ACTIVITY:
Take the listing and give it again exactly, from its first line to its last line.

── MATERIAL PROVIDED ──

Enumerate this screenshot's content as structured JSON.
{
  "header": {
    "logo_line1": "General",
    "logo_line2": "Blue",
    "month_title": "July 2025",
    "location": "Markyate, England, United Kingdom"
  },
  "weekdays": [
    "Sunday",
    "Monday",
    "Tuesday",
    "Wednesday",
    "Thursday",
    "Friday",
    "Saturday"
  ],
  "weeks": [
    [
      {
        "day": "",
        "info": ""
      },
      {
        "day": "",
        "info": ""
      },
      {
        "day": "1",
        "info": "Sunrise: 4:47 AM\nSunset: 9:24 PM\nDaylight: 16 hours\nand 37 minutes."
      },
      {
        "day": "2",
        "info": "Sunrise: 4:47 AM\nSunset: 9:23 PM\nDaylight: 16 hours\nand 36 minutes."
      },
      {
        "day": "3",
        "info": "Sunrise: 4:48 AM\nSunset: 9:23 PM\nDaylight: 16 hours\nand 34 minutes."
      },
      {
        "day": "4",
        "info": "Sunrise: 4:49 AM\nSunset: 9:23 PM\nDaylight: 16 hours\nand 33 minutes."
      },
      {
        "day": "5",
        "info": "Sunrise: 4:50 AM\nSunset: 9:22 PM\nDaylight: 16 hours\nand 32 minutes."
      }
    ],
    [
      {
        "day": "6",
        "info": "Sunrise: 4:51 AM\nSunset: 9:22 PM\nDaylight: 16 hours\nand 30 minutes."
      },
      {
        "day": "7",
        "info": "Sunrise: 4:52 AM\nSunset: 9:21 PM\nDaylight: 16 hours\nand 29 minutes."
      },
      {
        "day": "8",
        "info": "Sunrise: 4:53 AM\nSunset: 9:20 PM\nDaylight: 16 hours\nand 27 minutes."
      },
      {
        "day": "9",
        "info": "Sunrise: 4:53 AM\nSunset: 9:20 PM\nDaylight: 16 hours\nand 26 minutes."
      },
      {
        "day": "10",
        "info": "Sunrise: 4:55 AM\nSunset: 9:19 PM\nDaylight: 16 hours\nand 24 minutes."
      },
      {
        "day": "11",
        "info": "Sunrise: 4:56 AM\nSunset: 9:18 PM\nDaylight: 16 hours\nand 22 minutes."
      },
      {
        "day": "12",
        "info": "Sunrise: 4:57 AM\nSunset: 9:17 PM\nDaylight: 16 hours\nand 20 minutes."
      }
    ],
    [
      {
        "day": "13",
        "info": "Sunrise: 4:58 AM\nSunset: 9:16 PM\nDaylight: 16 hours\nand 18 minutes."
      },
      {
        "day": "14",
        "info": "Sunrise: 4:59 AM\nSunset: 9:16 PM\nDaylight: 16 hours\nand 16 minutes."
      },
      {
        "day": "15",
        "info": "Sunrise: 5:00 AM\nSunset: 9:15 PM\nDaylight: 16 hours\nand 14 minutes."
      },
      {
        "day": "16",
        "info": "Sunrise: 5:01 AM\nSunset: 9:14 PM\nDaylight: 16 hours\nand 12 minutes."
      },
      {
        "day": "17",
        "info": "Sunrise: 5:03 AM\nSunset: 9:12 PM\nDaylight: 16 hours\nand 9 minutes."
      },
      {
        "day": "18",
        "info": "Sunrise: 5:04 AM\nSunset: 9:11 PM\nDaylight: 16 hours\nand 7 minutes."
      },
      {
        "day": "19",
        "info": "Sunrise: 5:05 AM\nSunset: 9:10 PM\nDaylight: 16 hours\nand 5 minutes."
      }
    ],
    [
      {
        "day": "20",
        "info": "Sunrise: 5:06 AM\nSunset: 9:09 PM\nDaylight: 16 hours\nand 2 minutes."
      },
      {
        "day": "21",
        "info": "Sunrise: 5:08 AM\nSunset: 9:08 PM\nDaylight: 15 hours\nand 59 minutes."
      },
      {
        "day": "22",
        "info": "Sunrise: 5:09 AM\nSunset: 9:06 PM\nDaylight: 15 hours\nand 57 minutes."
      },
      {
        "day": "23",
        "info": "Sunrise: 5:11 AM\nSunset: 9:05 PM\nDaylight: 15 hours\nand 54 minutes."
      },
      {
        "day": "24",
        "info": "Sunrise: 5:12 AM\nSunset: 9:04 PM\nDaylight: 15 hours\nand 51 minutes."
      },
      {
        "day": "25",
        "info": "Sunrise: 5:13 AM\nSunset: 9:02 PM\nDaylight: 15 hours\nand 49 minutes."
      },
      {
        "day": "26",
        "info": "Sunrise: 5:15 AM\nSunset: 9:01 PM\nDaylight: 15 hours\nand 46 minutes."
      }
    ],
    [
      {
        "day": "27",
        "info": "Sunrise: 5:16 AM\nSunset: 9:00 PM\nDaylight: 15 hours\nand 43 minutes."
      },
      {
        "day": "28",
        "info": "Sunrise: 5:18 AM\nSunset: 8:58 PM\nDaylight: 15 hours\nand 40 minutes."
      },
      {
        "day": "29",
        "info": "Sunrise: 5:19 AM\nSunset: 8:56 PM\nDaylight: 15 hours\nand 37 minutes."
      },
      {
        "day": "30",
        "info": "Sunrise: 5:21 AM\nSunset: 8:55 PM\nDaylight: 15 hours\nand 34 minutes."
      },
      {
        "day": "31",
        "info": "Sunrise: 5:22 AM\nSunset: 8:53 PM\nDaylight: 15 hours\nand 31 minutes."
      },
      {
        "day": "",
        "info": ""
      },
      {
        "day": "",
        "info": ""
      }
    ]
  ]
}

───

RESPONSE TO THE EXERCISE:
Enumerate this screenshot's content as structured JSON.
{
  "header": {
    "logo_line1": "General",
    "logo_line2": "Blue",
    "month_title": "July 2025",
    "location": "Markyate, England, United Kingdom"
  },
  "weekdays": [
    "Sunday",
    "Monday",
    "Tuesday",
    "Wednesday",
    "Thursday",
    "Friday",
    "Saturday"
  ],
  "weeks": [
    [
      {
        "day": "",
        "info": ""
      },
      {
        "day": "",
        "info": ""
      },
      {
        "day": "1",
        "info": "Sunrise: 4:47 AM\nSunset: 9:24 PM\nDaylight: 16 hours\nand 37 minutes."
      },
      {
        "day": "2",
        "info": "Sunrise: 4:47 AM\nSunset: 9:23 PM\nDaylight: 16 hours\nand 36 minutes."
      },
      {
        "day": "3",
        "info": "Sunrise: 4:48 AM\nSunset: 9:23 PM\nDaylight: 16 hours\nand 34 minutes."
      },
      {
        "day": "4",
        "info": "Sunrise: 4:49 AM\nSunset: 9:23 PM\nDaylight: 16 hours\nand 33 minutes."
      },
      {
        "day": "5",
        "info": "Sunrise: 4:50 AM\nSunset: 9:22 PM\nDaylight: 16 hours\nand 32 minutes."
      }
    ],
    [
      {
        "day": "6",
        "info": "Sunrise: 4:51 AM\nSunset: 9:22 PM\nDaylight: 16 hours\nand 30 minutes."
      },
      {
        "day": "7",
        "info": "Sunrise: 4:52 AM\nSunset: 9:21 PM\nDaylight: 16 hours\nand 29 minutes."
      },
      {
        "day": "8",
        "info": "Sunrise: 4:53 AM\nSunset: 9:20 PM\nDaylight: 16 hours\nand 27 minutes."
      },
      {
        "day": "9",
        "info": "Sunrise: 4:53 AM\nSunset: 9:20 PM\nDaylight: 16 hours\nand 26 minutes."
      },
      {
        "day": "10",
        "info": "Sunrise: 4:55 AM\nSunset: 9:19 PM\nDaylight: 16 hours\nand 24 minutes."
      },
      {
        "day": "11",
        "info": "Sunrise: 4:56 AM\nSunset: 9:18 PM\nDaylight: 16 hours\nand 22 minutes."
      },
      {
        "day": "12",
        "info": "Sunrise: 4:57 AM\nSunset: 9:17 PM\nDaylight: 16 hours\nand 20 minutes."
      }
    ],
    [
      {
        "day": "13",
        "info": "Sunrise: 4:58 AM\nSunset: 9:16 PM\nDaylight: 16 hours\nand 18 minutes."
      },
      {
        "day": "14",
        "info": "Sunrise: 4:59 AM\nSunset: 9:16 PM\nDaylight: 16 hours\nand 16 minutes."
      },
      {
        "day": "15",
        "info": "Sunrise: 5:00 AM\nSunset: 9:15 PM\nDaylight: 16 hours\nand 14 minutes."
      },
      {
        "day": "16",
        "info": "Sunrise: 5:01 AM\nSunset: 9:14 PM\nDaylight: 16 hours\nand 12 minutes."
      },
      {
        "day": "17",
        "info": "Sunrise: 5:03 AM\nSunset: 9:12 PM\nDaylight: 16 hours\nand 9 minutes."
      },
      {
        "day": "18",
        "info": "Sunrise: 5:04 AM\nSunset: 9:11 PM\nDaylight: 16 hours\nand 7 minutes."
      },
      {
        "day": "19",
        "info": "Sunrise: 5:05 AM\nSunset: 9:10 PM\nDaylight: 16 hours\nand 5 minutes."
      }
    ],
    [
      {
        "day": "20",
        "info": "Sunrise: 5:06 AM\nSunset: 9:09 PM\nDaylight: 16 hours\nand 2 minutes."
      },
      {
        "day": "21",
        "info": "Sunrise: 5:08 AM\nSunset: 9:08 PM\nDaylight: 15 hours\nand 59 minutes."
      },
      {
        "day": "22",
        "info": "Sunrise: 5:09 AM\nSunset: 9:06 PM\nDaylight: 15 hours\nand 57 minutes."
      },
      {
        "day": "23",
        "info": "Sunrise: 5:11 AM\nSunset: 9:05 PM\nDaylight: 15 hours\nand 54 minutes."
      },
      {
        "day": "24",
        "info": "Sunrise: 5:12 AM\nSunset: 9:04 PM\nDaylight: 15 hours\nand 51 minutes."
      },
      {
        "day": "25",
        "info": "Sunrise: 5:13 AM\nSunset: 9:02 PM\nDaylight: 15 hours\nand 49 minutes."
      },
      {
        "day": "26",
        "info": "Sunrise: 5:15 AM\nSunset: 9:01 PM\nDaylight: 15 hours\nand 46 minutes."
      }
    ],
    [
      {
        "day": "27",
        "info": "Sunrise: 5:16 AM\nSunset: 9:00 PM\nDaylight: 15 hours\nand 43 minutes."
      },
      {
        "day": "28",
        "info": "Sunrise: 5:18 AM\nSunset: 8:58 PM\nDaylight: 15 hours\nand 40 minutes."
      },
      {
        "day": "29",
        "info": "Sunrise: 5:19 AM\nSunset: 8:56 PM\nDaylight: 15 hours\nand 37 minutes."
      },
      {
        "day": "30",
        "info": "Sunrise: 5:21 AM\nSunset: 8:55 PM\nDaylight: 15 hours\nand 34 minutes."
      },
      {
        "day": "31",
        "info": "Sunrise: 5:22 AM\nSunset: 8:53 PM\nDaylight: 15 hours\nand 31 minutes."
      },
      {
        "day": "",
        "info": ""
      },
      {
        "day": "",
        "info": ""
      }
    ]
  ]
}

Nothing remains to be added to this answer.